Gorilla Conservation and Ecotourism:

Gorilla conservation is a top priority in Uganda, and ecotourism initiatives have played a significant role in the protection of these endangered primates. Gorilla trekking permits allow visitors to track and observe gorilla families, with strict guidelines in place to minimize disturbance to the animals and their habitat. The revenue generated from gorilla permits goes directly towards conservation efforts, including anti-poaching patrols, community development projects, and environmental education. By participating in gorilla trekking, you contribute to the conservation of these magnificent creatures and support the local communities living around the gorilla habitats.

What to Expect on Safari in Uganda? 
Bwindi Mountain Gorilla Trekking

Community-Based Conservation:
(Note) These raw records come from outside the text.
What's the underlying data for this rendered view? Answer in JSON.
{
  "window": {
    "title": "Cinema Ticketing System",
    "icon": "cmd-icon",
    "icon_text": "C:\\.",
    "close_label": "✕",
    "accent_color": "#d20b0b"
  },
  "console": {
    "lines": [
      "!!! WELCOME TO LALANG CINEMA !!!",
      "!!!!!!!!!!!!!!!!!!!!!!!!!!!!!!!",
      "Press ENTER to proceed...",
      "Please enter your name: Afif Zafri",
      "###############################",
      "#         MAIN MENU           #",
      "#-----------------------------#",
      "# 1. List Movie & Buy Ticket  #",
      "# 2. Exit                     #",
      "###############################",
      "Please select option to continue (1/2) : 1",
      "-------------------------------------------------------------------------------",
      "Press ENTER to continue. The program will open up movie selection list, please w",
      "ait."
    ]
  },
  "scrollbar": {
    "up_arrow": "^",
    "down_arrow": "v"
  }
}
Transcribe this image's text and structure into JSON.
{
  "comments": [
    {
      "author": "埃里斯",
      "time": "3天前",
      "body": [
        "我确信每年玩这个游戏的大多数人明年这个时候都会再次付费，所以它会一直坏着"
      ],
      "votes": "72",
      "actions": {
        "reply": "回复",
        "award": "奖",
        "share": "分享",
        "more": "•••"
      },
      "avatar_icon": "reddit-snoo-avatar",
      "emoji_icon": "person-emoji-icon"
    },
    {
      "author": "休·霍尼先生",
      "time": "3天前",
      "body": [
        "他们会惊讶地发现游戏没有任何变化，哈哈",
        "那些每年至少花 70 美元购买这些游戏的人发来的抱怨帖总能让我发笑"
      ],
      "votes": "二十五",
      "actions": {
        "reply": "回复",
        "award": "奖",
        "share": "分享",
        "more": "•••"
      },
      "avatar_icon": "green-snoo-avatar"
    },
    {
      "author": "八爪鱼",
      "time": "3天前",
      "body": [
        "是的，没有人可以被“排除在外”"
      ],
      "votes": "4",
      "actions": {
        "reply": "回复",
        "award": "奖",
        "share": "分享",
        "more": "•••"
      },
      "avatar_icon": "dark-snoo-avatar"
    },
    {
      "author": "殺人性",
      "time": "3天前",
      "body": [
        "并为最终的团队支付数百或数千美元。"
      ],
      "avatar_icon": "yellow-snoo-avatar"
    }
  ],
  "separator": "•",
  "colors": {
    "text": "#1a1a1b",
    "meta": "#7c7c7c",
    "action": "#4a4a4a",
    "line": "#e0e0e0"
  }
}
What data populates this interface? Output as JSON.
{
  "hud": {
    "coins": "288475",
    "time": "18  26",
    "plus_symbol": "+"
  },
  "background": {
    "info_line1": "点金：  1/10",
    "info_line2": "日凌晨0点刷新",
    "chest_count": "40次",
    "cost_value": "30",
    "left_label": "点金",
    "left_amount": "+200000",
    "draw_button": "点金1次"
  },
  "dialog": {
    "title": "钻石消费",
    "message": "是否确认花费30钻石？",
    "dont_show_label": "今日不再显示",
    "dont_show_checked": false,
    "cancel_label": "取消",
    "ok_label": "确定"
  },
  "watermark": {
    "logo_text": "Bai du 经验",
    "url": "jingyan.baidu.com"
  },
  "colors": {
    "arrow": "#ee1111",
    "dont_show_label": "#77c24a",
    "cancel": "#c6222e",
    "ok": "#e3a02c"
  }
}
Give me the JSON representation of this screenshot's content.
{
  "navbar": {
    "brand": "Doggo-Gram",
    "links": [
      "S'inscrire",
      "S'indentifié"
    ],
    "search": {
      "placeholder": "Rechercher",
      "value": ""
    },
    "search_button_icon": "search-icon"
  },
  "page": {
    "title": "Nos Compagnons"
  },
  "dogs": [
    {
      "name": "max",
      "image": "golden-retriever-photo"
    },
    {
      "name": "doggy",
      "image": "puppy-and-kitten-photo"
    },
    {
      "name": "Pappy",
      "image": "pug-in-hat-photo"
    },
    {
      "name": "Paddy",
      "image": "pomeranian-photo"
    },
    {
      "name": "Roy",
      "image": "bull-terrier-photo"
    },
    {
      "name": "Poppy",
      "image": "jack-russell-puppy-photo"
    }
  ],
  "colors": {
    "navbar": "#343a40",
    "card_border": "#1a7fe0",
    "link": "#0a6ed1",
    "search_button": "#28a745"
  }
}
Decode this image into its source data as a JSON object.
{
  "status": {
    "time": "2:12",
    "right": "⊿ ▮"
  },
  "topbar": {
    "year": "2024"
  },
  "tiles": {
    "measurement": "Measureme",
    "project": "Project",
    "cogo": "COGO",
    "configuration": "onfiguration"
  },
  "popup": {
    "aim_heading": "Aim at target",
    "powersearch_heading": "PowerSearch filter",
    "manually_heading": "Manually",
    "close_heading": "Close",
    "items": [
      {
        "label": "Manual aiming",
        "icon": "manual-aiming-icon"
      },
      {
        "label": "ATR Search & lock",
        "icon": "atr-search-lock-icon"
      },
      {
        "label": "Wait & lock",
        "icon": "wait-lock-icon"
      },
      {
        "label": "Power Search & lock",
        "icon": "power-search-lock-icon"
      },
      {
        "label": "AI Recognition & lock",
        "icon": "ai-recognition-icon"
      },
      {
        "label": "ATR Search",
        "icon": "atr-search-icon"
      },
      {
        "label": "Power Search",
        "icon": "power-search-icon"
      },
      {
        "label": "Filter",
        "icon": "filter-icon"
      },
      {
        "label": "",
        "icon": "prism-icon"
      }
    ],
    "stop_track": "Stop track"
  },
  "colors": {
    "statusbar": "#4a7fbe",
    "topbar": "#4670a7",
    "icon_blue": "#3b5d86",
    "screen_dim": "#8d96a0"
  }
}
Engaging local communities in conservation efforts is crucial for the long-term success of wildlife protection. Uganda has embraced community-based conservation projects that empower local people to become custodians of their natural resources. Initiatives such as the Budongo Forest Eco-Tourism Project and the Bwindi Mgahinga Conservation Trust involve communities in sustainable tourism, providing alternative livelihoods while fostering a sense of ownership and responsibility for the protection of wildlife and habitats. By visiting community-owned lodges, purchasing locally made crafts, and participating in cultural exchanges, you directly contribute to the well-being of these communities and the conservation of wildlife.
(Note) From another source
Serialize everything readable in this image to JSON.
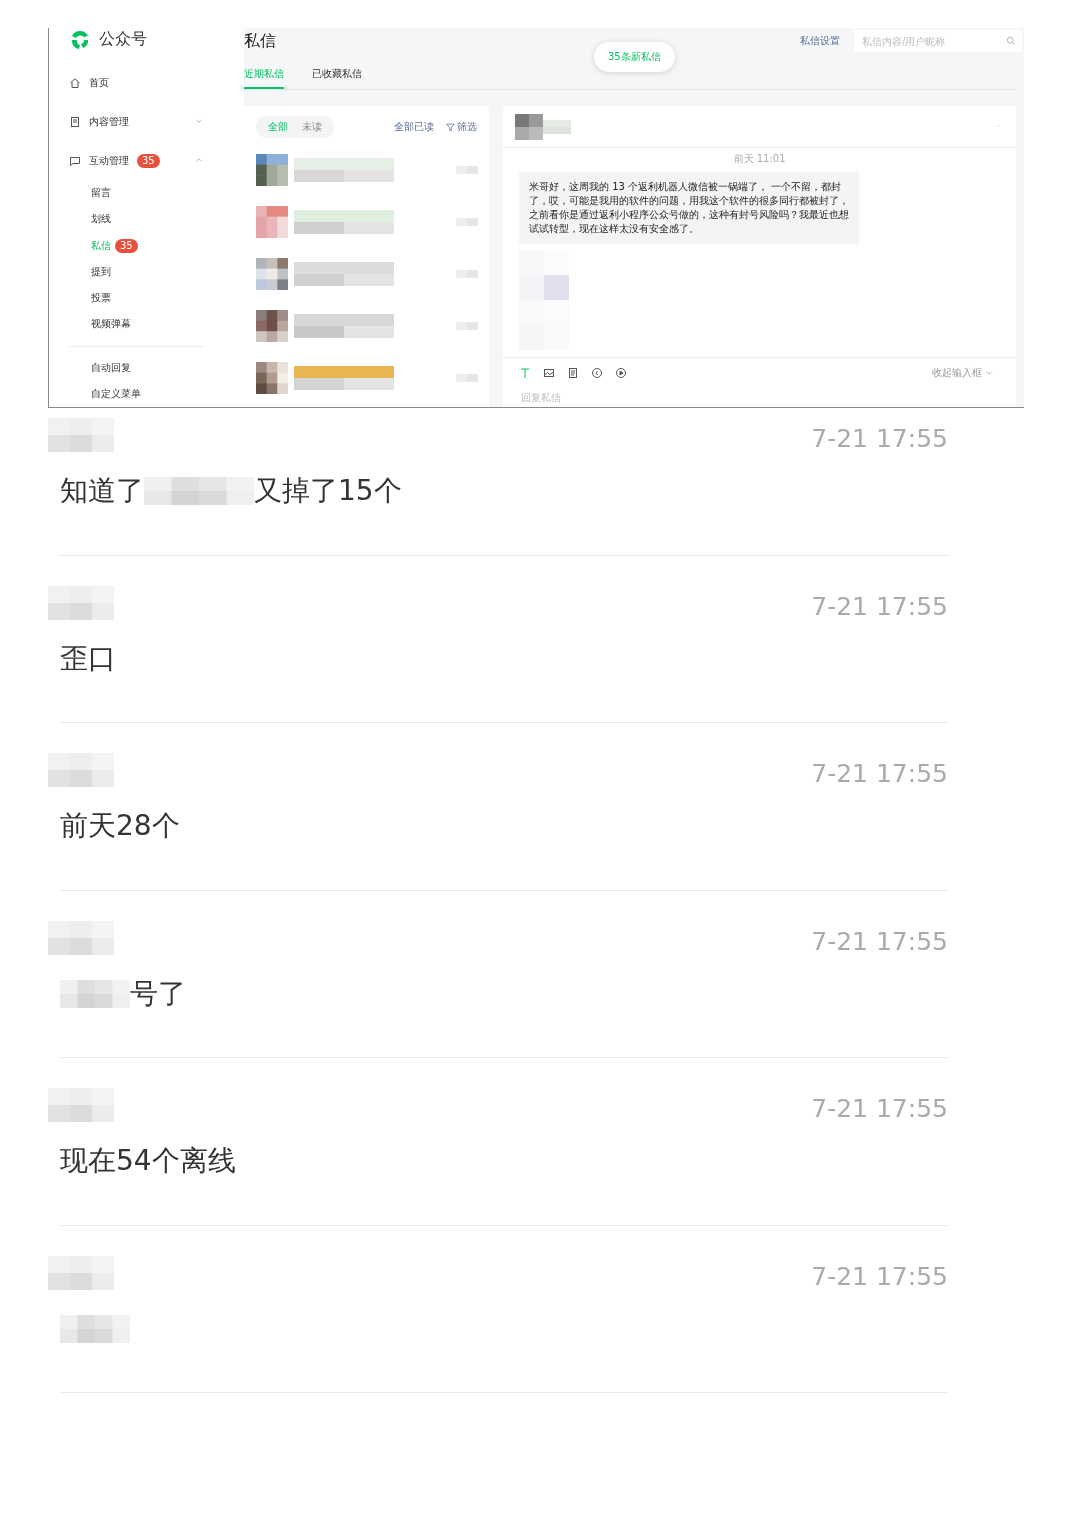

Responsible Wildlife Tourism:

Responsible tourism practices are essential in minimizing the impact of visitors on wildlife and their habitats. In Uganda, various guidelines and regulations are in place to ensure that tourism activities are conducted in an ethical and sustainable manner. When on safari, it is crucial to follow the instructions of trained guides and rangers, maintain a safe distance from wildlife, and avoid feeding or disturbing animals. Choosing eco-friendly accommodations that prioritize sustainability and minimize their ecological footprint is also key to responsible wildlife tourism. By embracing these practices, you become an ambassador for responsible travel and contribute to the long-term conservation of Uganda’s wildlife.
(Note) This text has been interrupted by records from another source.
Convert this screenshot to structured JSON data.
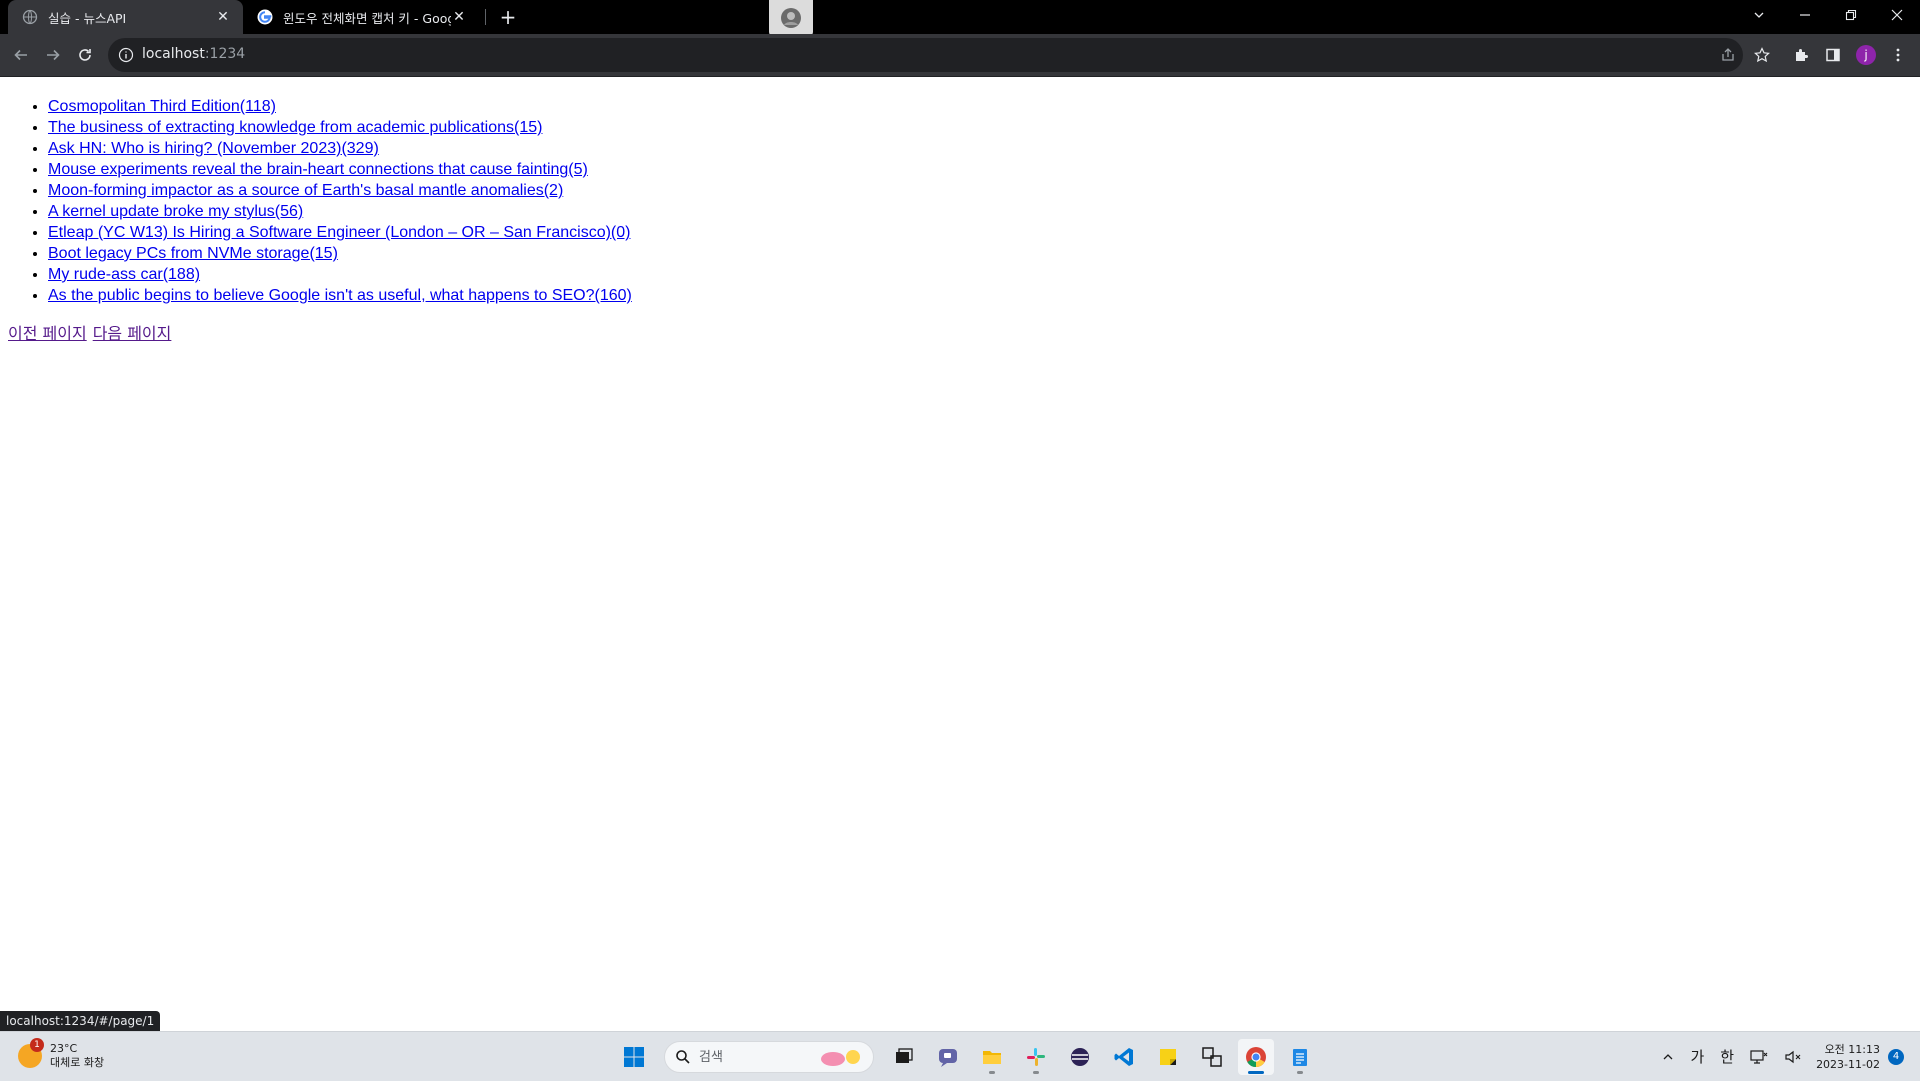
{
  "browser": {
    "tabs": [
      {
        "title": "실습 - 뉴스API",
        "active": true
      },
      {
        "title": "윈도우 전체화면 캡처 키 - Google",
        "active": false
      }
    ],
    "url_host": "localhost",
    "url_port": ":1234",
    "avatar_letter": "j"
  },
  "news": {
    "items": [
      {
        "text": "Cosmopolitan Third Edition(118)"
      },
      {
        "text": "The business of extracting knowledge from academic publications(15)"
      },
      {
        "text": "Ask HN: Who is hiring? (November 2023)(329)"
      },
      {
        "text": "Mouse experiments reveal the brain-heart connections that cause fainting(5)"
      },
      {
        "text": "Moon-forming impactor as a source of Earth's basal mantle anomalies(2)"
      },
      {
        "text": "A kernel update broke my stylus(56)"
      },
      {
        "text": "Etleap (YC W13) Is Hiring a Software Engineer (London – OR – San Francisco)(0)"
      },
      {
        "text": "Boot legacy PCs from NVMe storage(15)"
      },
      {
        "text": "My rude-ass car(188)"
      },
      {
        "text": "As the public begins to believe Google isn't as useful, what happens to SEO?(160)"
      }
    ]
  },
  "pager": {
    "prev_label": "이전 페이지",
    "next_label": "다음 페이지"
  },
  "status_url": "localhost:1234/#/page/1",
  "taskbar": {
    "weather_badge": "1",
    "weather_temp": "23°C",
    "weather_desc": "대체로 화창",
    "search_placeholder": "검색",
    "ime_lang": "가",
    "ime_mode": "한",
    "clock_time": "오전 11:13",
    "clock_date": "2023-11-02",
    "notification_count": "4"
  },
  "colors": {
    "link": "#0000ee",
    "visited_link": "#551a8b",
    "tabstrip": "#000000",
    "toolbar": "#35363a",
    "taskbar": "#dfe3e8",
    "accent": "#0067c0"
  }
}
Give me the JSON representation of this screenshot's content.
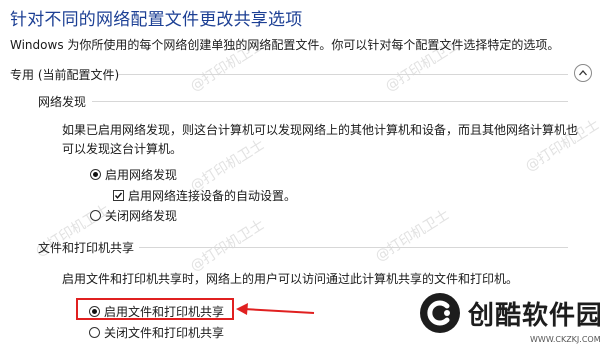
{
  "page": {
    "title": "针对不同的网络配置文件更改共享选项",
    "description": "Windows 为你所使用的每个网络创建单独的网络配置文件。你可以针对每个配置文件选择特定的选项。"
  },
  "profile": {
    "label": "专用 (当前配置文件)",
    "collapse_icon": "chevron-up-icon"
  },
  "network_discovery": {
    "heading": "网络发现",
    "description": "如果已启用网络发现，则这台计算机可以发现网络上的其他计算机和设备，而且其他网络计算机也可以发现这台计算机。",
    "options": [
      {
        "label": "启用网络发现",
        "selected": true
      },
      {
        "label": "关闭网络发现",
        "selected": false
      }
    ],
    "auto_setup": {
      "label": "启用网络连接设备的自动设置。",
      "checked": true
    }
  },
  "file_printer_sharing": {
    "heading": "文件和打印机共享",
    "description": "启用文件和打印机共享时，网络上的用户可以访问通过此计算机共享的文件和打印机。",
    "options": [
      {
        "label": "启用文件和打印机共享",
        "selected": true
      },
      {
        "label": "关闭文件和打印机共享",
        "selected": false
      }
    ]
  },
  "annotation": {
    "color": "#e02020"
  },
  "watermark": {
    "text": "@打印机卫士"
  },
  "brand": {
    "name": "创酷软件园",
    "url": "WWW.CKZKJ.COM"
  },
  "colors": {
    "title": "#1c3f94",
    "rule": "#d7d7d7"
  }
}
Conservation Education and Research:

Education and research play a vital role in wildlife conservation. Uganda is home to research organizations and conservation projects that focus on studying and protecting specific species, such as the Uganda Carnivore Program and the Chimpanzee Sanctuary and Wildlife Conservation Trust. These organizations conduct scientific research, monitor animal populations, and implement conservation strategies. Visitors can actively participate in these initiatives by volunteering, learning about ongoing research, and contributing to conservation efforts. By supporting conservation education and research, you play a crucial role in expanding knowledge and understanding of Uganda’s wildlife.

Uganda’s wildlife is a priceless treasure that requires our utmost care and protection. Engaging in sustainable tourism initiatives and responsible wildlife practices is paramount to the long-term conservation of Uganda’s natural heritage. By visiting national parks, participating in gorilla trekking, supporting community-based conservation projects, and embracing responsible travel practices, you actively contribute to the preservation of Uganda’s wildlife and support the local communities that depend on these resources. Together, we can ensure the survival of Uganda’s iconic species and create a future where humans and wildlife thrive in harmony. So, pack your binoculars, respect the wilderness, and embark on a journey of wildlife conservation in the beautiful landscapes of Uganda.

book a safari